Dataset rows describing interfaces

___

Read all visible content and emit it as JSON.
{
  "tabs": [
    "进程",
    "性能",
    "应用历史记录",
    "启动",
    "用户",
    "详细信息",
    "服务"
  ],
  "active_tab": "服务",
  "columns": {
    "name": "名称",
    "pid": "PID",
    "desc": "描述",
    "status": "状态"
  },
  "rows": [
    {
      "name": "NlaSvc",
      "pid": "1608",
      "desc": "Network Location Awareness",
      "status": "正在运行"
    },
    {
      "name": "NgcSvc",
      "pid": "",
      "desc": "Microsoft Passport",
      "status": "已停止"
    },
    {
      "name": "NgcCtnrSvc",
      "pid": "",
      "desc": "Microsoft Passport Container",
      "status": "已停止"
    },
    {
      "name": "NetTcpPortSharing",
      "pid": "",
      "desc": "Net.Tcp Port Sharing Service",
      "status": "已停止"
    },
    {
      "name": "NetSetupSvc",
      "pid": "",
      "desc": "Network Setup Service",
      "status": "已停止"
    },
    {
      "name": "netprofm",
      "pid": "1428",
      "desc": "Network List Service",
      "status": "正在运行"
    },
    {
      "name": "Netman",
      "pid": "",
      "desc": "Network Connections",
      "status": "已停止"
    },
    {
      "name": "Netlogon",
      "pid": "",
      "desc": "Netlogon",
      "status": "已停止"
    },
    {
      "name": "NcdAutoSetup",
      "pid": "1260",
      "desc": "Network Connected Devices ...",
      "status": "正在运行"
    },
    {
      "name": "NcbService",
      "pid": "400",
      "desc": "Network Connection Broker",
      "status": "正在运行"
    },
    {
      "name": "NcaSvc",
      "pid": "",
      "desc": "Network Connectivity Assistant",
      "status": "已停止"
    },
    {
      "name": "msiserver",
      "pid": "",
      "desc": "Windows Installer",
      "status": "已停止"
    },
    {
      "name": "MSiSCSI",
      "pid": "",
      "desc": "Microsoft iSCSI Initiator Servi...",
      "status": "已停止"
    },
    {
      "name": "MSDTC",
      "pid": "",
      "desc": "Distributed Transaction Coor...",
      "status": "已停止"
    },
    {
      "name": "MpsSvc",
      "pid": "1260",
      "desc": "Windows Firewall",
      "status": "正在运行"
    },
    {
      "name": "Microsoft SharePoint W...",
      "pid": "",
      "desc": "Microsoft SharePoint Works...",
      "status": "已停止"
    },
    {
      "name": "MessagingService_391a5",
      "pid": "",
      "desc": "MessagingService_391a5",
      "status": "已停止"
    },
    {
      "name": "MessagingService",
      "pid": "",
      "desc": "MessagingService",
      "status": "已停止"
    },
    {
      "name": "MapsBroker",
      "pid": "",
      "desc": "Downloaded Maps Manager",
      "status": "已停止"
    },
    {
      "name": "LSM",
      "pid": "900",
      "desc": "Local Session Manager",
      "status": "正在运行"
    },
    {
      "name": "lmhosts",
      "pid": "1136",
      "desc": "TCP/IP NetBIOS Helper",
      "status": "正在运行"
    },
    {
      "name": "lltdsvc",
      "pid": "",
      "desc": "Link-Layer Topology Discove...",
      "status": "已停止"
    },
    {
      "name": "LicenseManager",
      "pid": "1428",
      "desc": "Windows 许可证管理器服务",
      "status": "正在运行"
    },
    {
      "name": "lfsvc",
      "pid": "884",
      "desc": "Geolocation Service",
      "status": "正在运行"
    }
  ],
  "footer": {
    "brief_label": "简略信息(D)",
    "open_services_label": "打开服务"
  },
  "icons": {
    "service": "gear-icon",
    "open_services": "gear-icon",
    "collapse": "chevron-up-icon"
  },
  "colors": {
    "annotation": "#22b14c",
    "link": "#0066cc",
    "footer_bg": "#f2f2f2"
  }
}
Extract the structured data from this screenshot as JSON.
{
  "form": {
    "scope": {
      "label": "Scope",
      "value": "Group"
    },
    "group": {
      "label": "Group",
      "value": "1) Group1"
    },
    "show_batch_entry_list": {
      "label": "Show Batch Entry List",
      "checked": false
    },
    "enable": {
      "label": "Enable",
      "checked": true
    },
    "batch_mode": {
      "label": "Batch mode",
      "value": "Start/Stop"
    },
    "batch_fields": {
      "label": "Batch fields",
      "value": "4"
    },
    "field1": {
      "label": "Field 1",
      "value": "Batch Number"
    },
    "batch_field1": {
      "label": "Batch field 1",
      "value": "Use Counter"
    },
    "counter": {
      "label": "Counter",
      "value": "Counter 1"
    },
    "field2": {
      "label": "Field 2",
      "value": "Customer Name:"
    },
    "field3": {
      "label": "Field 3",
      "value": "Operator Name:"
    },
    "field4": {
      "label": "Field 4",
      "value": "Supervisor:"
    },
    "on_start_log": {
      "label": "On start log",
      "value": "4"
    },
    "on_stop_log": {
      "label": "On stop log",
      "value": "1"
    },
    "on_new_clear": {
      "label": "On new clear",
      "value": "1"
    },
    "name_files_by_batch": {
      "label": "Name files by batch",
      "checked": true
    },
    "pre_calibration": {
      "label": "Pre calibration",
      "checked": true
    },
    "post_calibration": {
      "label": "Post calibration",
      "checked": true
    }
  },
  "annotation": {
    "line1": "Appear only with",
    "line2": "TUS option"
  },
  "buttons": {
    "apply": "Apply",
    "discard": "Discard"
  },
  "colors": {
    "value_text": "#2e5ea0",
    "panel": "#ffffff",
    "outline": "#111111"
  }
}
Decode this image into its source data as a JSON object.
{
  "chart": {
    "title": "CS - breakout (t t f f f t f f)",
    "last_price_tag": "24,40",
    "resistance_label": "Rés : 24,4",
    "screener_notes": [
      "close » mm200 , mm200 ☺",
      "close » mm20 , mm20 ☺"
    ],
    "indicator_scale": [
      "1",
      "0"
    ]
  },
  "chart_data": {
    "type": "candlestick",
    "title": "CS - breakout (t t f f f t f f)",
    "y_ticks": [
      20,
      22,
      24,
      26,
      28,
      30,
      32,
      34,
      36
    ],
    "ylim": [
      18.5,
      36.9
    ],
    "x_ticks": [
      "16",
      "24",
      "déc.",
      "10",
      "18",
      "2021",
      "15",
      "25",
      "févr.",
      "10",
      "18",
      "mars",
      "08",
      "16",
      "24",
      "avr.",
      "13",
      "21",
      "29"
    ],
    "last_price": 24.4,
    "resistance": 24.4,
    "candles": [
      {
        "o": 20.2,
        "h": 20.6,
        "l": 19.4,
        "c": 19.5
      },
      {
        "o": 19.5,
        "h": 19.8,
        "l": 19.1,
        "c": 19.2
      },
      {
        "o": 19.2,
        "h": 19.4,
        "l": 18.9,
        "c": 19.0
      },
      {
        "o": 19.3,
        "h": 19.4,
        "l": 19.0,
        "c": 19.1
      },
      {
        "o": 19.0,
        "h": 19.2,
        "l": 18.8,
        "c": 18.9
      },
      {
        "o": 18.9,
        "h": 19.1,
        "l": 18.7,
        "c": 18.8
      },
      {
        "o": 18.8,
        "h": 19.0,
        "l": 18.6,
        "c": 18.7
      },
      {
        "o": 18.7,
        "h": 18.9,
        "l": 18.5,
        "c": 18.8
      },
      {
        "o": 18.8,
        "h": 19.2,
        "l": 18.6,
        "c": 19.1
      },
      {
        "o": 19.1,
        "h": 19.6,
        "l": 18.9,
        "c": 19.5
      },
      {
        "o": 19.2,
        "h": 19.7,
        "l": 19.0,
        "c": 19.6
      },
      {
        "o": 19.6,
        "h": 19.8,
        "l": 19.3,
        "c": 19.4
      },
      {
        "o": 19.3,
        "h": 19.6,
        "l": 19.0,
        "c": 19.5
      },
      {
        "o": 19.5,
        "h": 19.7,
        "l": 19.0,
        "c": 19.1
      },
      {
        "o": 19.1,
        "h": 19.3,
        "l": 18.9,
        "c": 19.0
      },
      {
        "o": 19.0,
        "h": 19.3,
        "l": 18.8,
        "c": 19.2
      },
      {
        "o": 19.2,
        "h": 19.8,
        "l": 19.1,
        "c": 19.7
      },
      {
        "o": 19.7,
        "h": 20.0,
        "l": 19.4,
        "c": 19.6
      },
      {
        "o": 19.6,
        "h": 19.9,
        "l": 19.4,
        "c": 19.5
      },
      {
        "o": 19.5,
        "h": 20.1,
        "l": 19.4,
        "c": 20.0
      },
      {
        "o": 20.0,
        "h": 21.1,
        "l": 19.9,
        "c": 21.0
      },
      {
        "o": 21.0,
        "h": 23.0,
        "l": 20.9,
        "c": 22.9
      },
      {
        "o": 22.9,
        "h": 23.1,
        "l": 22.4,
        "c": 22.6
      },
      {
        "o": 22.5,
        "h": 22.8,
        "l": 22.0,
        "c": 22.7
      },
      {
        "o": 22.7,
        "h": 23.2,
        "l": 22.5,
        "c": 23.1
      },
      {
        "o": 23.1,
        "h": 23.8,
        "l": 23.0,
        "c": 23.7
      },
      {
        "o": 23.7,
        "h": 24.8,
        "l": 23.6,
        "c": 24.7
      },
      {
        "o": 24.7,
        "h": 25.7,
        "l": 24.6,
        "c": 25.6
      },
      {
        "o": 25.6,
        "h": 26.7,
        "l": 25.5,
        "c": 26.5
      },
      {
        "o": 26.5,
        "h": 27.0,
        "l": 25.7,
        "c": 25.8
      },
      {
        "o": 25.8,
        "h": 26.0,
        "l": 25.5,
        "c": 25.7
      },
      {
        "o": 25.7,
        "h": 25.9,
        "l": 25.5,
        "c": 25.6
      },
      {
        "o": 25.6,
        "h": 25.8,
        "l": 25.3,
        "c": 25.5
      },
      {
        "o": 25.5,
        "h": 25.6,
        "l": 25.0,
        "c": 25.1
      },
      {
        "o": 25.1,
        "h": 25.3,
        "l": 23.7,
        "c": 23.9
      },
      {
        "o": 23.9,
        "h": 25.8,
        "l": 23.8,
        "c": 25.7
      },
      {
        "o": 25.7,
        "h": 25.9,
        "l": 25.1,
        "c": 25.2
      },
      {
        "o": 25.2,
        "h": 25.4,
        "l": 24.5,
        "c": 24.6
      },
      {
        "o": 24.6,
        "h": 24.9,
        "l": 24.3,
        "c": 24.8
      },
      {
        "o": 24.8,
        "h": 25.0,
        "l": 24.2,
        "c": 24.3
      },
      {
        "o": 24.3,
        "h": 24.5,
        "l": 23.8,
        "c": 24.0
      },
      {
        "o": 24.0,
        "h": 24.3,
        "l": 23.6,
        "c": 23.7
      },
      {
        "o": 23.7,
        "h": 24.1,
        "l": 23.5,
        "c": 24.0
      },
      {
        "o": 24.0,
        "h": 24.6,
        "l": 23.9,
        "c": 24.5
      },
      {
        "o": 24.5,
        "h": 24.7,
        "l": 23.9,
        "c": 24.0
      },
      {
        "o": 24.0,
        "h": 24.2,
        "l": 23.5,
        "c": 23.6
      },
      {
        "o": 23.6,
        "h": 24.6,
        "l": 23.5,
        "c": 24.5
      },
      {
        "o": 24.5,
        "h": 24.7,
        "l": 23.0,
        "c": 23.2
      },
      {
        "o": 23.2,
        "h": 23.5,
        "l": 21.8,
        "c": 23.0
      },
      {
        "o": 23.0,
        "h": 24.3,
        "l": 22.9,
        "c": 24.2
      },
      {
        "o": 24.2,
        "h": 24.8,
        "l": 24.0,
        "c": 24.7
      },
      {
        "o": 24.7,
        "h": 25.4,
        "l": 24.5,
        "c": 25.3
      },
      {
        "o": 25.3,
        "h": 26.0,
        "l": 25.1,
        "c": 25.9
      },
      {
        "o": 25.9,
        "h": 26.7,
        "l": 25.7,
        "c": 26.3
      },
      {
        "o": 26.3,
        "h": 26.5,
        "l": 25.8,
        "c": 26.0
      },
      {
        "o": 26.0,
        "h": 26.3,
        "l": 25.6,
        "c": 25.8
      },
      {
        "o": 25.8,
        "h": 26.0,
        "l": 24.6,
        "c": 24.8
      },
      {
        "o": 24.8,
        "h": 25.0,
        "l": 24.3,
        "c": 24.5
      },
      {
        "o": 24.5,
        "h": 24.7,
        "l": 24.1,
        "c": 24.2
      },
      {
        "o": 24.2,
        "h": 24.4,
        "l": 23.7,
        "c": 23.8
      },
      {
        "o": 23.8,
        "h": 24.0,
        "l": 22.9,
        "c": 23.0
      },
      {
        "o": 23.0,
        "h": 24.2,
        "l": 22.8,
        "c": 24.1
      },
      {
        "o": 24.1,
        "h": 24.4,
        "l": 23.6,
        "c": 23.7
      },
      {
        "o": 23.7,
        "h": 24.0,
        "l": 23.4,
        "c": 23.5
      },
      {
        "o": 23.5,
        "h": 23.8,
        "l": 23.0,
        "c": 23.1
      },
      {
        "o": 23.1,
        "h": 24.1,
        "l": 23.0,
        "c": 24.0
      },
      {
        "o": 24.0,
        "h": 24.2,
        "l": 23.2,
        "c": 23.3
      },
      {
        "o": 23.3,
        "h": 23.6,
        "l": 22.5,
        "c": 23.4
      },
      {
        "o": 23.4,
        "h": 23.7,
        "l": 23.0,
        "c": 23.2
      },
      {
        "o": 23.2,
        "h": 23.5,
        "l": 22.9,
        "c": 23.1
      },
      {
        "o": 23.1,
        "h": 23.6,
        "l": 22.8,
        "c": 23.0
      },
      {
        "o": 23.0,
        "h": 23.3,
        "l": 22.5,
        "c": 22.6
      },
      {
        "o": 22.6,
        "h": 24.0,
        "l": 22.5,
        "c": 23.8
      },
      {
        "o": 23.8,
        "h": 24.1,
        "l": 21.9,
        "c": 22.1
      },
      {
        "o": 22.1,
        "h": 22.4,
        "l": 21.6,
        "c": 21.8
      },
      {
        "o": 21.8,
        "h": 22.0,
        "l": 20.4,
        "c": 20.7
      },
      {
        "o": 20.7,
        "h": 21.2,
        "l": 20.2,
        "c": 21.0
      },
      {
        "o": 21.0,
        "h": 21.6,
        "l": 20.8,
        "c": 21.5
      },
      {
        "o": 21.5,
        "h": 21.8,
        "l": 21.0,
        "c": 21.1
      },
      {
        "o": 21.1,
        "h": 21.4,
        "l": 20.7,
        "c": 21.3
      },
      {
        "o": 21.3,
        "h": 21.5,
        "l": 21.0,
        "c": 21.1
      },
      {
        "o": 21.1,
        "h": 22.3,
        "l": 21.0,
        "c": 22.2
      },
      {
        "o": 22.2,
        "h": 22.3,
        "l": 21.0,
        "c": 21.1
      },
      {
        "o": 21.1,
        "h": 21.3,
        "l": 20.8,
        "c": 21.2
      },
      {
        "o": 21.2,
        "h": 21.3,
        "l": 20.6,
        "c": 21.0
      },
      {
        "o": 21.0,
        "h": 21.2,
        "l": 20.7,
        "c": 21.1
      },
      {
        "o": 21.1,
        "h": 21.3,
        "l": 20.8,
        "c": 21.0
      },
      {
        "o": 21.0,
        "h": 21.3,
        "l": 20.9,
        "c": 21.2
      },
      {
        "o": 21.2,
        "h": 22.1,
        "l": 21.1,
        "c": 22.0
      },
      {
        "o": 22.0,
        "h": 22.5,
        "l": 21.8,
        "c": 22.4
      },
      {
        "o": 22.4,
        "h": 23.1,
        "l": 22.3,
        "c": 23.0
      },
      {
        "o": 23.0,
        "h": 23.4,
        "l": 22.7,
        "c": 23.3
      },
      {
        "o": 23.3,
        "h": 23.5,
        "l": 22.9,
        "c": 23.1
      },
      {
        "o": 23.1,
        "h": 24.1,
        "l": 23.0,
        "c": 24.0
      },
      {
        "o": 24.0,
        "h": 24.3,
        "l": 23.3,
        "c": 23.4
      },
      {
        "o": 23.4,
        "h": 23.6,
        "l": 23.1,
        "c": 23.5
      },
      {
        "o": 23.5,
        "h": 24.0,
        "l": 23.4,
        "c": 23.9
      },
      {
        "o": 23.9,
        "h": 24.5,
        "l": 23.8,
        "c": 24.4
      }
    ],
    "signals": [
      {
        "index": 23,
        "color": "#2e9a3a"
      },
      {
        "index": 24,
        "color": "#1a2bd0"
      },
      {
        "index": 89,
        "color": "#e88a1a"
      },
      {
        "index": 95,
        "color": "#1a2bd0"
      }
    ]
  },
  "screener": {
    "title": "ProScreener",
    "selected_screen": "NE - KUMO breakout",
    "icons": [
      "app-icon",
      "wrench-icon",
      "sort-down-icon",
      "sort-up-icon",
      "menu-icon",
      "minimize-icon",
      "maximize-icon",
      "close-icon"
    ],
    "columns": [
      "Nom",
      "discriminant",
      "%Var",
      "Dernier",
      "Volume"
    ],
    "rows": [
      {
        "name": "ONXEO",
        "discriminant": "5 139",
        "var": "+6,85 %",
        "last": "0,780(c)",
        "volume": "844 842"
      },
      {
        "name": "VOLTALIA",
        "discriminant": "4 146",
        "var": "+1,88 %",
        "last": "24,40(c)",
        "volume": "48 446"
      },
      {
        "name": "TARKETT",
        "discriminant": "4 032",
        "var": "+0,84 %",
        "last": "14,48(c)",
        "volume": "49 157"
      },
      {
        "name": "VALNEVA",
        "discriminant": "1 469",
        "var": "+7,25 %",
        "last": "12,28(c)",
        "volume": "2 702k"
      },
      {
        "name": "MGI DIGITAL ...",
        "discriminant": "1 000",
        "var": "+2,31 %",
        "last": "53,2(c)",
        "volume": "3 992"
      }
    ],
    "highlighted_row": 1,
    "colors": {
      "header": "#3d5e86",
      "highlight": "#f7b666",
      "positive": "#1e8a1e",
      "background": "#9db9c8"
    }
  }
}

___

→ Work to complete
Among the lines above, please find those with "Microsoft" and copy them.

→ Reply to the exercise
      "desc": "Microsoft Passport",
      "desc": "Microsoft Passport Container",
      "desc": "Microsoft iSCSI Initiator Servi...",
      "name": "Microsoft SharePoint W...",
      "desc": "Microsoft SharePoint Works...",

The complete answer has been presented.